Throttle (2005) / Thriller-Action
aka No Way Up
MPAA Rated: R for language and violence
Running Time: 86 min.
Cast: Grayson McCouch, Amy Locane, Adrian Paul, Dan Mundell, Michelle Beisner, Jefferson Arca, Mare Trevathan Phillpott, Gary Sirchia, Christopher Grundy
Director: James Seale
Screenplay: Zachary Aron, Graham Winter

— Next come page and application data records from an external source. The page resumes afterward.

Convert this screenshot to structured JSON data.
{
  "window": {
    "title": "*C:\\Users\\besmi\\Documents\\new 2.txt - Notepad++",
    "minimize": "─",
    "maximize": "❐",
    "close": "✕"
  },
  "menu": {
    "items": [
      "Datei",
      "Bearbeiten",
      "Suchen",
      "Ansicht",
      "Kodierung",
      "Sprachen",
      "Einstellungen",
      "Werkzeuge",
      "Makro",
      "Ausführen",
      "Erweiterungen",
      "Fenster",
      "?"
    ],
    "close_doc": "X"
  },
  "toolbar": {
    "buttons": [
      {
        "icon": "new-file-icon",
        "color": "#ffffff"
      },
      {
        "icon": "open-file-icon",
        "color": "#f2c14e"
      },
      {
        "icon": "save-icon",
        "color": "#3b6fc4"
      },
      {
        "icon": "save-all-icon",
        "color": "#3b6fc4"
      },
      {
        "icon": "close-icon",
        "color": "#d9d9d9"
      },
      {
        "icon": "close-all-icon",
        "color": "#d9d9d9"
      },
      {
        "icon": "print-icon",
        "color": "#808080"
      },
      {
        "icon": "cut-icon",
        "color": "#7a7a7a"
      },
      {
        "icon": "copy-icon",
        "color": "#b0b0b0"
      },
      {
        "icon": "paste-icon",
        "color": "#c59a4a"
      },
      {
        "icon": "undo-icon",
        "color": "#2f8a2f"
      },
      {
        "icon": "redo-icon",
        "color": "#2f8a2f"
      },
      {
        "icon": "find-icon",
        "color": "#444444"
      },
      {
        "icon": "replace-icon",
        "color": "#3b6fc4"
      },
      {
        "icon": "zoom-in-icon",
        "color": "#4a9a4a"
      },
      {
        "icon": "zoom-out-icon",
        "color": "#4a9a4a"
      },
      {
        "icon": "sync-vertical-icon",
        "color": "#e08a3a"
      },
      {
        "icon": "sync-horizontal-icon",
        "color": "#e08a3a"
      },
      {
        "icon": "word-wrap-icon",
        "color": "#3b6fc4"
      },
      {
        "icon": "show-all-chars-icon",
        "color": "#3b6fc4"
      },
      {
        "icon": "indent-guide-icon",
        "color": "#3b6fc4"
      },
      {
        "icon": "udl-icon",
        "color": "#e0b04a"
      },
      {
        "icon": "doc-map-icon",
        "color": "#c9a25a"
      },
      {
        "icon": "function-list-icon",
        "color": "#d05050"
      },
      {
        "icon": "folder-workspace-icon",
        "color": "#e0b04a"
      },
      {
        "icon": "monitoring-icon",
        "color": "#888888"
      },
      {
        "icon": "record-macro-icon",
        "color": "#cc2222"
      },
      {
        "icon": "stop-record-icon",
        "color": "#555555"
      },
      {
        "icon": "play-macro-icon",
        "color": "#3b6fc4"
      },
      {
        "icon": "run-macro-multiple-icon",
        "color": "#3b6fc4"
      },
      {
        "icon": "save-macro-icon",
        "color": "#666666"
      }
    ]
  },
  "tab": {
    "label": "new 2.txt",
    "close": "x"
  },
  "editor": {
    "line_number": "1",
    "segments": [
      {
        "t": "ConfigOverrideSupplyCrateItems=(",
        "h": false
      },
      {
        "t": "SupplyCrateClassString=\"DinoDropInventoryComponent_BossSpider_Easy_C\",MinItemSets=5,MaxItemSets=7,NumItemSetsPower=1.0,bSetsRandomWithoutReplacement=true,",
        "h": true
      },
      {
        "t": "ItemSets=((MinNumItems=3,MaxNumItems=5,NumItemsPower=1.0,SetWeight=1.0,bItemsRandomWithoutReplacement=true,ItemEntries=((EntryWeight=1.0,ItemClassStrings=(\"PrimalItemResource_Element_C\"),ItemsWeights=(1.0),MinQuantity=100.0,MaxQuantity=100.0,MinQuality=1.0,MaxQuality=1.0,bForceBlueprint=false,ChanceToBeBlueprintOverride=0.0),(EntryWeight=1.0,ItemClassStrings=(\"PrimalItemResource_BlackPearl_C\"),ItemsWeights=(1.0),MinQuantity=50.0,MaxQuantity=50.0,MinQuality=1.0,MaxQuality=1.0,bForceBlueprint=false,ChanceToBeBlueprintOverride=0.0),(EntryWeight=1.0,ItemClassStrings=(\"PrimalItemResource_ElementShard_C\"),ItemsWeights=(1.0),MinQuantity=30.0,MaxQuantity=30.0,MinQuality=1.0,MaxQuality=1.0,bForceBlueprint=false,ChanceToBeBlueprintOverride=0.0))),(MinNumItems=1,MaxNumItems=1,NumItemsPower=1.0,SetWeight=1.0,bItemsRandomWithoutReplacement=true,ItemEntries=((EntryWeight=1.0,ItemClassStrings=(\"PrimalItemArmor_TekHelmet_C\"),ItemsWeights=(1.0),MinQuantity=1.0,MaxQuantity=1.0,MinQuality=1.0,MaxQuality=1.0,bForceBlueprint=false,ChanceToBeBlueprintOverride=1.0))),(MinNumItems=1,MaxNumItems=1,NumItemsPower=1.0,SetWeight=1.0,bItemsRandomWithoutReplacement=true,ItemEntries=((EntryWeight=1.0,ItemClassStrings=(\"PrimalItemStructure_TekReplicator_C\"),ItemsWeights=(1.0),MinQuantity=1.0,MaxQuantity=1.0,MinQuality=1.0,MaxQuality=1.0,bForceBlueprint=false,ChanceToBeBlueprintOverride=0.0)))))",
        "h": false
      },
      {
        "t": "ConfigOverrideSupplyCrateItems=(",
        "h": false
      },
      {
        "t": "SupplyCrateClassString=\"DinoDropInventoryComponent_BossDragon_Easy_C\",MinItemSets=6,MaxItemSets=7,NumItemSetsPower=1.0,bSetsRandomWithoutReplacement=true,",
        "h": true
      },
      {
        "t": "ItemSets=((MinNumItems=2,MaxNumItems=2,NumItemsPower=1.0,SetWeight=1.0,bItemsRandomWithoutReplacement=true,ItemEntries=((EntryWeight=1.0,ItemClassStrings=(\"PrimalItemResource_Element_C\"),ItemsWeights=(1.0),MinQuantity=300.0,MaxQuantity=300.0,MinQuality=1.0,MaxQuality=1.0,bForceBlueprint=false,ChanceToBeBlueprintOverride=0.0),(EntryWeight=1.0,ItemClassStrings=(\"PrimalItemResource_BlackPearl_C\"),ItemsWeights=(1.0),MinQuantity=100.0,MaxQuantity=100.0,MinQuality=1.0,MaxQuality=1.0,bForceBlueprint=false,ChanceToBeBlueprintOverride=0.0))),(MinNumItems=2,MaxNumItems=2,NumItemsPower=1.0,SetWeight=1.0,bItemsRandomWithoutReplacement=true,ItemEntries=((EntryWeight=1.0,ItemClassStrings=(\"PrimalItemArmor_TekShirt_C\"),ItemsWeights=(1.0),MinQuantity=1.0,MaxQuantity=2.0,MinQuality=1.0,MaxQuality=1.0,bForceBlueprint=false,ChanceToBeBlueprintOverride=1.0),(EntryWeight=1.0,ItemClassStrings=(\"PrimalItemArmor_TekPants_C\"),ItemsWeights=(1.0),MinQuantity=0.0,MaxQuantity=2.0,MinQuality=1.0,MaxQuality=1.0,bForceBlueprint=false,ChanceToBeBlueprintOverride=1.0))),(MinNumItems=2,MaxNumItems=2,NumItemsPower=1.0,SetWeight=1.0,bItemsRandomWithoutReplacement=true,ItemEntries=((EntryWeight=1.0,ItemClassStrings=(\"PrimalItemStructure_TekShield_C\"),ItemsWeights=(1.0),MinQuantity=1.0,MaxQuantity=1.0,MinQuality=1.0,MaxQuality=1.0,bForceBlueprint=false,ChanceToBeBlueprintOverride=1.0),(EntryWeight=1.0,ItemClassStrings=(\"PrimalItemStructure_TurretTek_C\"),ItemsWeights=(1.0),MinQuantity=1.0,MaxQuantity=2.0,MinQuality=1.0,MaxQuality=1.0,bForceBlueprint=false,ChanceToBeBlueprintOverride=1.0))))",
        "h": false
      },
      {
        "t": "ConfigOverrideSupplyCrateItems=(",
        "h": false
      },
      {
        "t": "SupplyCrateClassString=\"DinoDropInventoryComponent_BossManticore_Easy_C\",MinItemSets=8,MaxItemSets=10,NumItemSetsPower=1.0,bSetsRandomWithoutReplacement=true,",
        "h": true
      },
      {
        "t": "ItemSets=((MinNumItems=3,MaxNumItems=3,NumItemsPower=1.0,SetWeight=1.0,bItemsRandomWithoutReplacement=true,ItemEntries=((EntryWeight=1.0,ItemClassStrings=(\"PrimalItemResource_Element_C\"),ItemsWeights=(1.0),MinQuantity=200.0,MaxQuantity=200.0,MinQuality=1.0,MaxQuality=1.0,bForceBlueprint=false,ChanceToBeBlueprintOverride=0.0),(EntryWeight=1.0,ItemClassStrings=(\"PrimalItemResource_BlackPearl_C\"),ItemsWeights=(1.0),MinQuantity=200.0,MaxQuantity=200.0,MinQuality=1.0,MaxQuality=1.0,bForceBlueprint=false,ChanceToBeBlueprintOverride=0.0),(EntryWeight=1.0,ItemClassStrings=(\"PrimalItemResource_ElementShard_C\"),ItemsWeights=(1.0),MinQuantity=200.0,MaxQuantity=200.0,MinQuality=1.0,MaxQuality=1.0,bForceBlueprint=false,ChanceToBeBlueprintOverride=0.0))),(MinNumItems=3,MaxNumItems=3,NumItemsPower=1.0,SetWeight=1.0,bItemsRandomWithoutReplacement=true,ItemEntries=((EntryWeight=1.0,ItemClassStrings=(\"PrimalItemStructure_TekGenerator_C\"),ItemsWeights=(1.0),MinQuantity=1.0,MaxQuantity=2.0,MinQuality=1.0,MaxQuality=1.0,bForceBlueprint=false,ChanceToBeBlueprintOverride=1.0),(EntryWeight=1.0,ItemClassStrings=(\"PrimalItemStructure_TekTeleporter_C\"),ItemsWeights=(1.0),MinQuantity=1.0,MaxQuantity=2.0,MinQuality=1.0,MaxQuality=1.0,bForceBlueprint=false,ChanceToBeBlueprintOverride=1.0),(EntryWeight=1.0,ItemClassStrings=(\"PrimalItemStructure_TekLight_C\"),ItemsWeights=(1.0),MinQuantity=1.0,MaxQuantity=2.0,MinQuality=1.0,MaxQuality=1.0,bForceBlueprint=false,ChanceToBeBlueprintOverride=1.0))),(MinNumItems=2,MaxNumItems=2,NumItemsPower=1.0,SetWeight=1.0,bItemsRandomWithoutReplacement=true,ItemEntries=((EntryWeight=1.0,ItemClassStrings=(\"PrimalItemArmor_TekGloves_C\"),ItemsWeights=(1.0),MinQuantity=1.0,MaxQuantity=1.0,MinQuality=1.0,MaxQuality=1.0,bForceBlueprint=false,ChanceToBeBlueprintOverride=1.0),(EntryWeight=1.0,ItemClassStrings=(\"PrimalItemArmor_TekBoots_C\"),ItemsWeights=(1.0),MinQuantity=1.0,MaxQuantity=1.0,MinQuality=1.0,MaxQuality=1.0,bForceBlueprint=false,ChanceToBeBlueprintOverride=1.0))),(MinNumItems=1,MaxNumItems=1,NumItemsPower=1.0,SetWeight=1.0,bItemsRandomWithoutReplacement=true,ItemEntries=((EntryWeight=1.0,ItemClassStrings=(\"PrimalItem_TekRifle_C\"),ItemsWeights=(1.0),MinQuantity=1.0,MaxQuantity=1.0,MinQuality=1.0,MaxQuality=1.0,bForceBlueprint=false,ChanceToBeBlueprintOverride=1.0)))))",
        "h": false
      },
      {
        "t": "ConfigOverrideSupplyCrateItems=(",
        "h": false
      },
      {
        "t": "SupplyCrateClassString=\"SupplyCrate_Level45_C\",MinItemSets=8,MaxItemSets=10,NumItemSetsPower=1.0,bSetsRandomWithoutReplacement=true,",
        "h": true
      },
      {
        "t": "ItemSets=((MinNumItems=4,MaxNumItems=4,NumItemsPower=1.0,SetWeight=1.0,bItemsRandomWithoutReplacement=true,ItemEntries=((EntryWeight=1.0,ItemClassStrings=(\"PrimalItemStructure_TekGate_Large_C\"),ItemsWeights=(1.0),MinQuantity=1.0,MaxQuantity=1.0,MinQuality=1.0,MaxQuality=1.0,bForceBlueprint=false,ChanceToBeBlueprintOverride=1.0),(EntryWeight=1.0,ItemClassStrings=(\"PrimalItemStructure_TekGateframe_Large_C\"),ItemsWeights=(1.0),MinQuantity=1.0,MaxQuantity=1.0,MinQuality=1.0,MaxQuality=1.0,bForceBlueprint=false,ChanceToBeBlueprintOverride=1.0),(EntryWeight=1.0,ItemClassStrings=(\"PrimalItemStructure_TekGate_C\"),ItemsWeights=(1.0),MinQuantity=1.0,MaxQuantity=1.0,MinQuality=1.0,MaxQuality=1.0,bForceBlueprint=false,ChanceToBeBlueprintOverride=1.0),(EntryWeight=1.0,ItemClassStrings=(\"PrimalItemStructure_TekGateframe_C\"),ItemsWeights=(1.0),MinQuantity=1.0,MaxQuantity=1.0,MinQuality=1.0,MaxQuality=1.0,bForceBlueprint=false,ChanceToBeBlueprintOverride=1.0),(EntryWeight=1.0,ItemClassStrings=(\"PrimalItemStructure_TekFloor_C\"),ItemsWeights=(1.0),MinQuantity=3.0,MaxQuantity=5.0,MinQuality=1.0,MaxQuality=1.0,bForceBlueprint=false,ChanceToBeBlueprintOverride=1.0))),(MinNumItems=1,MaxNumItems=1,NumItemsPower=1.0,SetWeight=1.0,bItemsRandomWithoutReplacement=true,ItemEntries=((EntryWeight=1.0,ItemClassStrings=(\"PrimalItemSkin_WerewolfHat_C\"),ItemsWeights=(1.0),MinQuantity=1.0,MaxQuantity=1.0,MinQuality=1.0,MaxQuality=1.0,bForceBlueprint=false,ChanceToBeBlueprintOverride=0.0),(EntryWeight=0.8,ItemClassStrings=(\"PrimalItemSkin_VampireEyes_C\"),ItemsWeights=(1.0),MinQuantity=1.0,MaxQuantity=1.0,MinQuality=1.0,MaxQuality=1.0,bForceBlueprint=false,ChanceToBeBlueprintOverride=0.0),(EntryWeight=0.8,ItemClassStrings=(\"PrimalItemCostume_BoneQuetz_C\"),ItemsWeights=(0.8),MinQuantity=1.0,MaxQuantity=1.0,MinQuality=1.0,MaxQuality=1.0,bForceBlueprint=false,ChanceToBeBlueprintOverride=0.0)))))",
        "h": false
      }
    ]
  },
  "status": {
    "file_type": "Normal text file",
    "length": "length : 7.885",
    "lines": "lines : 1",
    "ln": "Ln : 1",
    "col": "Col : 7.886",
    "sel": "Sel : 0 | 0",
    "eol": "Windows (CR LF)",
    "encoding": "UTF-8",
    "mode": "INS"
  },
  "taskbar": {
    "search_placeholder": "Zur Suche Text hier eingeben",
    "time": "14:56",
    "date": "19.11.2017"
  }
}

Perhaps it's just a coincidence or perhaps it's an homage that the central character in Throttle is named Weaver, which is also the last name of the lead actor in Duel. Regardless, I've sat through far too many Duel rip-offs lately to give any new contenders an even break, so take this for what it's worth. After sitting through Joy Ride, Road Rage, High Tension, and lord knows what else recently, my patience with another highly derivative cheapie thriller like Throttle (aka No Way Up on the cable channels) is extremely thin. if you've never seen the above movies, then perhaps you might enjoy this more, but my recommendation is to rent Duel and skip all the imitators.
With the exception of a few flashback scenes, Throttle takes place entirely within the confines of a five story parking garage. Tom Weaver (McCouch, Armageddon) happens to be there late one evening after his shady business partner (Adrian Paul, Premonition) asks him to come there to cement a risky deal they have going down. Shortly after the deal is done, Tom returns to his car to find that it won't start, and that someone has obviously been tampering with the engine. Suspicious, Tom knows enough to get out of the situation, but without cell phone reception or a vehicle, he'll have to hoof it all the way down. Oops, he also doesn't have his pass card to let himself out, which means he'll have to figure out some other way. He better think fast, because someone in a truck has decided to play a deadly game of cat and mouse with him in the parking garage.
It's a silly premise for an even sillier movie. Throttle might have stood a chance for an interesting diversion if it hadn't already been beaten to the punch so many times in better and more interesting ways. Of course, the cell phone won't work and every single thing the protagonist tries ends up blowing up in his face, largely because his predator is so omniscient, and apparently, psychic. Interestingly enough, people seem to have no problems getting into the parking garage, even though Tom can't find a single way out. The parking garage is seemingly endless, and the ways out are probably easy, but this is the kind of thriller we have here. Suspension of disbelief is a must, and given how ridiculous this premise is, it doesn't come without a lot of overhead (no pun intended).
Throttle is throwaway junk cinema at its basest, probably only of appeal for people watching cable late at night too stoned or drunk to think, or too lazy to reach for the remote.
©2005 Vince Leo